[Component data from apps and pages]
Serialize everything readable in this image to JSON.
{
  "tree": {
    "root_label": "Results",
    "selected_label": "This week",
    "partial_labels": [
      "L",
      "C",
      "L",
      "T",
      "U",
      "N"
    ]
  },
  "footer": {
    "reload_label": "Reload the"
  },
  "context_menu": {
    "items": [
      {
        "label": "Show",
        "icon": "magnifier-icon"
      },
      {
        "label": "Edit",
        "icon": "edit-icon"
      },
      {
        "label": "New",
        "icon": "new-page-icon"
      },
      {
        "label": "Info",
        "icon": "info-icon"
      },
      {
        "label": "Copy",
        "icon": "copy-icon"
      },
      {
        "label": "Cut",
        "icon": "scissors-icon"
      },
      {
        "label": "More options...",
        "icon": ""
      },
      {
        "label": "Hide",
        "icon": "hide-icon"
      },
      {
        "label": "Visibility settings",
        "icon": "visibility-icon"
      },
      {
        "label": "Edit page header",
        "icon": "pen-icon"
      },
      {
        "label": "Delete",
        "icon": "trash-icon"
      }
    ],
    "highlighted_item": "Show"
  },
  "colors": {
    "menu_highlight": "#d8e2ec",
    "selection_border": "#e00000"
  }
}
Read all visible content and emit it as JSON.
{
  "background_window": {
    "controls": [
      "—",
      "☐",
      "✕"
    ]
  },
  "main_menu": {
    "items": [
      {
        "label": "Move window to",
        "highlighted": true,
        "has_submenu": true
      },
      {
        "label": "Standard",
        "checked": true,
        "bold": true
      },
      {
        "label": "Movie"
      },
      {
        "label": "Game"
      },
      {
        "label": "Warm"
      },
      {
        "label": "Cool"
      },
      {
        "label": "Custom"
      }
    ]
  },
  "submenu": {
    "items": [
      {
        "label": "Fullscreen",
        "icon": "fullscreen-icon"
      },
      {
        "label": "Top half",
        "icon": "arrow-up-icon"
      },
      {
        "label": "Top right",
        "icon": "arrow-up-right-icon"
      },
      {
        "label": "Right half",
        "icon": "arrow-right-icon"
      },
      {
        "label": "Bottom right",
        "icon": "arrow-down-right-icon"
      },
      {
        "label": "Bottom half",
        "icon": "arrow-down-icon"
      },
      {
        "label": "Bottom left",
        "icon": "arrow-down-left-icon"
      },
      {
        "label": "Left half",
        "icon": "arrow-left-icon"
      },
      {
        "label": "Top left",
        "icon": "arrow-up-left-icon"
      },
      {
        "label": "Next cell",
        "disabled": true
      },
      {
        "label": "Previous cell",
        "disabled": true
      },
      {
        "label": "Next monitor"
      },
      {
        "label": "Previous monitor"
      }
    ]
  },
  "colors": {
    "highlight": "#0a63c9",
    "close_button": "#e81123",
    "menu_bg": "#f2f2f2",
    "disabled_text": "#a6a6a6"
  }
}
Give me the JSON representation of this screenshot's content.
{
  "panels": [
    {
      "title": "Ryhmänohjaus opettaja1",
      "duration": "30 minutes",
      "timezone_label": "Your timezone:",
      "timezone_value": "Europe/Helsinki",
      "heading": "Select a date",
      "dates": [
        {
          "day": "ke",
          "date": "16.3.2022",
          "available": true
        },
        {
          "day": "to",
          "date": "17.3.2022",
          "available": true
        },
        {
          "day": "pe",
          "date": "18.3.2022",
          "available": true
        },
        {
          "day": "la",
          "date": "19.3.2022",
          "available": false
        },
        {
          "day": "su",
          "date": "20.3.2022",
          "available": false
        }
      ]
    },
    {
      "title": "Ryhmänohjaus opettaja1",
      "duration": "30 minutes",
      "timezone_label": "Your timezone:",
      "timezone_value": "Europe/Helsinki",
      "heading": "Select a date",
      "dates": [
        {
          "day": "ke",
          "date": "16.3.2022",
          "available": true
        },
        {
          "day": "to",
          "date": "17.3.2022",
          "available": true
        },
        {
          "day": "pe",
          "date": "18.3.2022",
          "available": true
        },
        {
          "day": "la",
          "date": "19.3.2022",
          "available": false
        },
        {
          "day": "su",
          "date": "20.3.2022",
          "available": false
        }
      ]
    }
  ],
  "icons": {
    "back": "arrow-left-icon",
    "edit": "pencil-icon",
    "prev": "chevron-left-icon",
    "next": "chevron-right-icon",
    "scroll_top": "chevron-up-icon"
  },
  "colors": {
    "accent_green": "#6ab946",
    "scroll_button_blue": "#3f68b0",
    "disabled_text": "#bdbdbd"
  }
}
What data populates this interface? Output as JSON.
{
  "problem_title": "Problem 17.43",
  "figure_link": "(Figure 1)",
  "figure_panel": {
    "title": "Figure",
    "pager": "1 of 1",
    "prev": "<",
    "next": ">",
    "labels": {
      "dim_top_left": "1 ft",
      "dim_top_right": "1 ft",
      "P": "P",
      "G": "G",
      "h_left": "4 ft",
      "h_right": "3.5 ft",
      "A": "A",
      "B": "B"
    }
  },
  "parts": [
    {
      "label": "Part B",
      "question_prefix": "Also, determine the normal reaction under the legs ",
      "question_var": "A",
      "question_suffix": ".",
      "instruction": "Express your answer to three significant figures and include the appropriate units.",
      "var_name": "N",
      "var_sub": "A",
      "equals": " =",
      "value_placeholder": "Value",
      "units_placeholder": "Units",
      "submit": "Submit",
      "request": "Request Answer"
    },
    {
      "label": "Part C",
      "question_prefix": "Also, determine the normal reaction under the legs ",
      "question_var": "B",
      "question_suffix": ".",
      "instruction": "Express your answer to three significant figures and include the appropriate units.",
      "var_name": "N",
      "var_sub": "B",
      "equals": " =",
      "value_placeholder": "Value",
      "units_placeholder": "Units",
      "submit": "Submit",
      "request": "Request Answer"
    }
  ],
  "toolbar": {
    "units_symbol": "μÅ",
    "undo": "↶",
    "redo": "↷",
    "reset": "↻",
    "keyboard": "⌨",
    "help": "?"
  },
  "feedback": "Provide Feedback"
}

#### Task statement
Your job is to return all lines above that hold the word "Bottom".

#### Solved problem
        "label": "Bottom right",
        "label": "Bottom half",
        "label": "Bottom left",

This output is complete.